■ Task to carry out: The reply must consist of the complete listing, reproduced exactly, with no images included.

■ Material for this exercise:

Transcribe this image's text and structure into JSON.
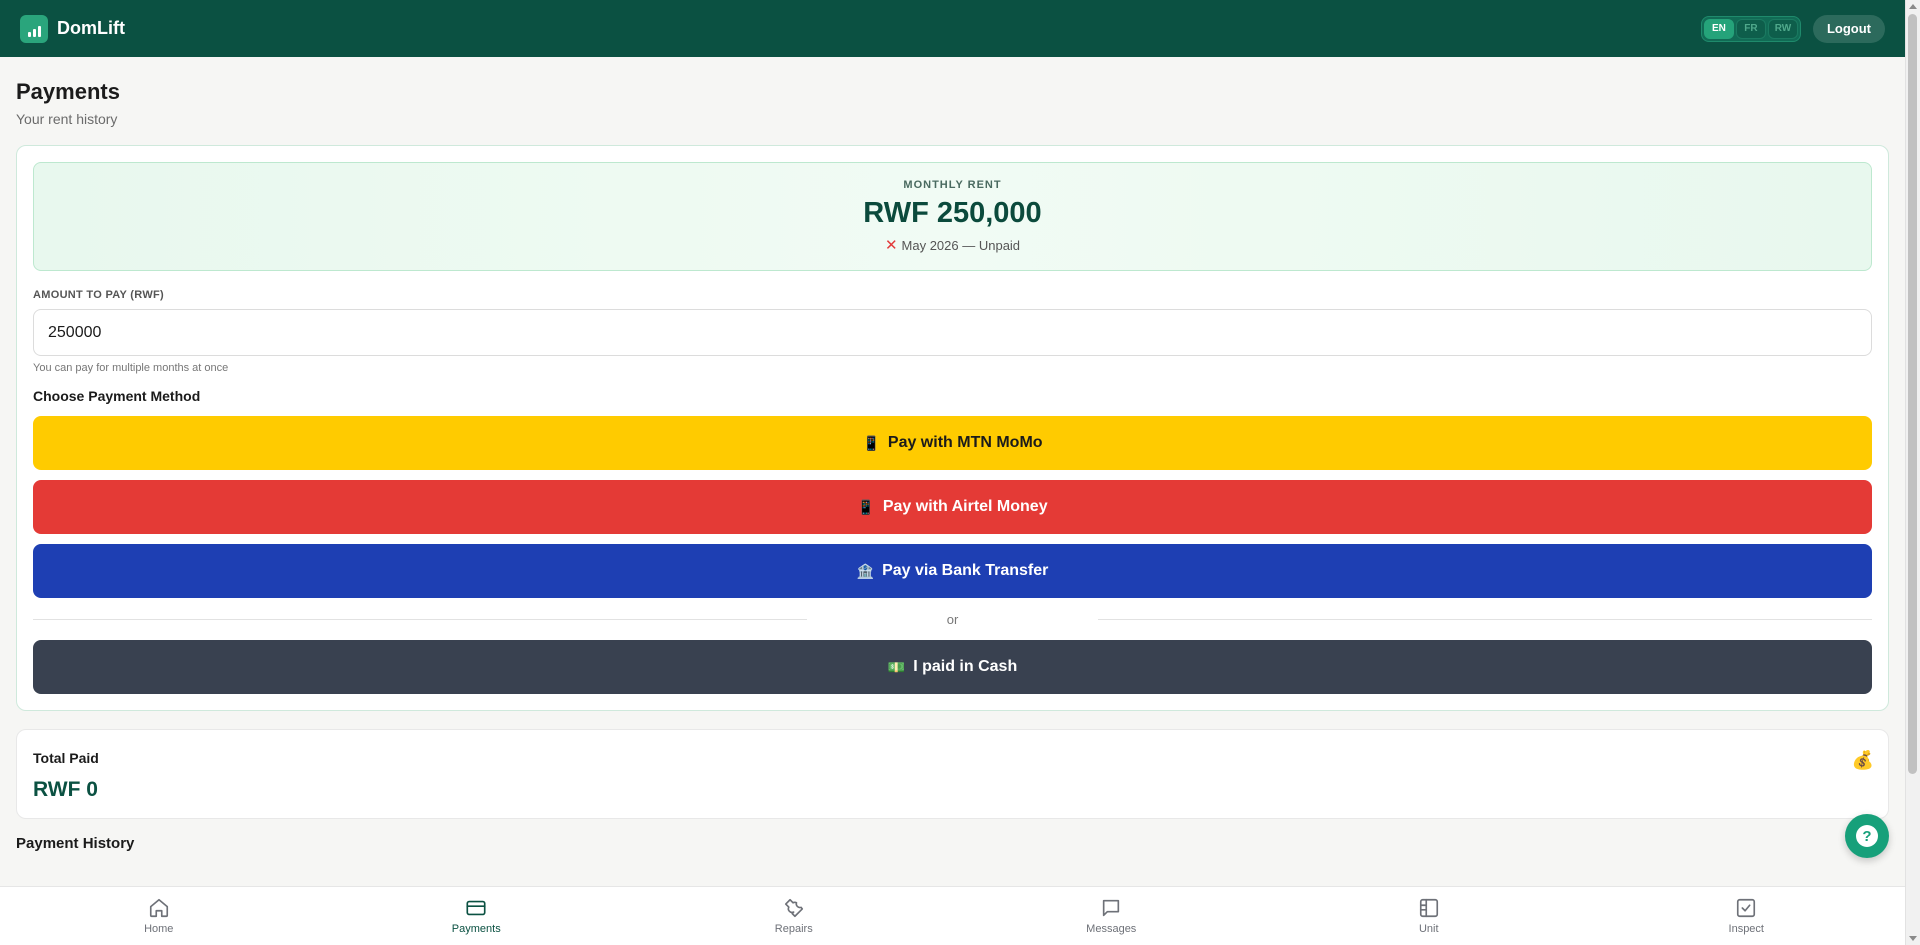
{
  "header": {
    "brand": "DomLift",
    "languages": [
      {
        "code": "EN",
        "active": true
      },
      {
        "code": "FR",
        "active": false
      },
      {
        "code": "RW",
        "active": false
      }
    ],
    "logout_label": "Logout"
  },
  "page": {
    "title": "Payments",
    "subtitle": "Your rent history"
  },
  "rent": {
    "label": "MONTHLY RENT",
    "amount": "RWF 250,000",
    "status": "May 2026 — Unpaid",
    "status_icon": "x-icon"
  },
  "payment_form": {
    "amount_label": "AMOUNT TO PAY (RWF)",
    "amount_value": "250000",
    "hint": "You can pay for multiple months at once",
    "method_label": "Choose Payment Method",
    "methods": [
      {
        "label": "Pay with MTN MoMo",
        "icon": "📱",
        "color": "#ffcb00"
      },
      {
        "label": "Pay with Airtel Money",
        "icon": "📱",
        "color": "#e43a36"
      },
      {
        "label": "Pay via Bank Transfer",
        "icon": "🏦",
        "color": "#1e3fb3"
      }
    ],
    "or_label": "or",
    "cash": {
      "label": "I paid in Cash",
      "icon": "💵",
      "color": "#394150"
    }
  },
  "totals": {
    "label": "Total Paid",
    "value": "RWF 0",
    "icon": "💰"
  },
  "history": {
    "title": "Payment History"
  },
  "bottom_nav": [
    {
      "label": "Home",
      "icon": "home-icon",
      "active": false
    },
    {
      "label": "Payments",
      "icon": "card-icon",
      "active": true
    },
    {
      "label": "Repairs",
      "icon": "wrench-icon",
      "active": false
    },
    {
      "label": "Messages",
      "icon": "message-icon",
      "active": false
    },
    {
      "label": "Unit",
      "icon": "unit-icon",
      "active": false
    },
    {
      "label": "Inspect",
      "icon": "checkbox-icon",
      "active": false
    }
  ],
  "colors": {
    "header_bg": "#0b5142",
    "accent": "#17a07a"
  }
}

■ Written solution:
Transcribe this image's text and structure into JSON.
{
  "header": {
    "brand": "DomLift",
    "languages": [
      {
        "code": "EN",
        "active": true
      },
      {
        "code": "FR",
        "active": false
      },
      {
        "code": "RW",
        "active": false
      }
    ],
    "logout_label": "Logout"
  },
  "page": {
    "title": "Payments",
    "subtitle": "Your rent history"
  },
  "rent": {
    "label": "MONTHLY RENT",
    "amount": "RWF 250,000",
    "status": "May 2026 — Unpaid",
    "status_icon": "x-icon"
  },
  "payment_form": {
    "amount_label": "AMOUNT TO PAY (RWF)",
    "amount_value": "250000",
    "hint": "You can pay for multiple months at once",
    "method_label": "Choose Payment Method",
    "methods": [
      {
        "label": "Pay with MTN MoMo",
        "icon": "📱",
        "color": "#ffcb00"
      },
      {
        "label": "Pay with Airtel Money",
        "icon": "📱",
        "color": "#e43a36"
      },
      {
        "label": "Pay via Bank Transfer",
        "icon": "🏦",
        "color": "#1e3fb3"
      }
    ],
    "or_label": "or",
    "cash": {
      "label": "I paid in Cash",
      "icon": "💵",
      "color": "#394150"
    }
  },
  "totals": {
    "label": "Total Paid",
    "value": "RWF 0",
    "icon": "💰"
  },
  "history": {
    "title": "Payment History"
  },
  "bottom_nav": [
    {
      "label": "Home",
      "icon": "home-icon",
      "active": false
    },
    {
      "label": "Payments",
      "icon": "card-icon",
      "active": true
    },
    {
      "label": "Repairs",
      "icon": "wrench-icon",
      "active": false
    },
    {
      "label": "Messages",
      "icon": "message-icon",
      "active": false
    },
    {
      "label": "Unit",
      "icon": "unit-icon",
      "active": false
    },
    {
      "label": "Inspect",
      "icon": "checkbox-icon",
      "active": false
    }
  ],
  "colors": {
    "header_bg": "#0b5142",
    "accent": "#17a07a"
  }
}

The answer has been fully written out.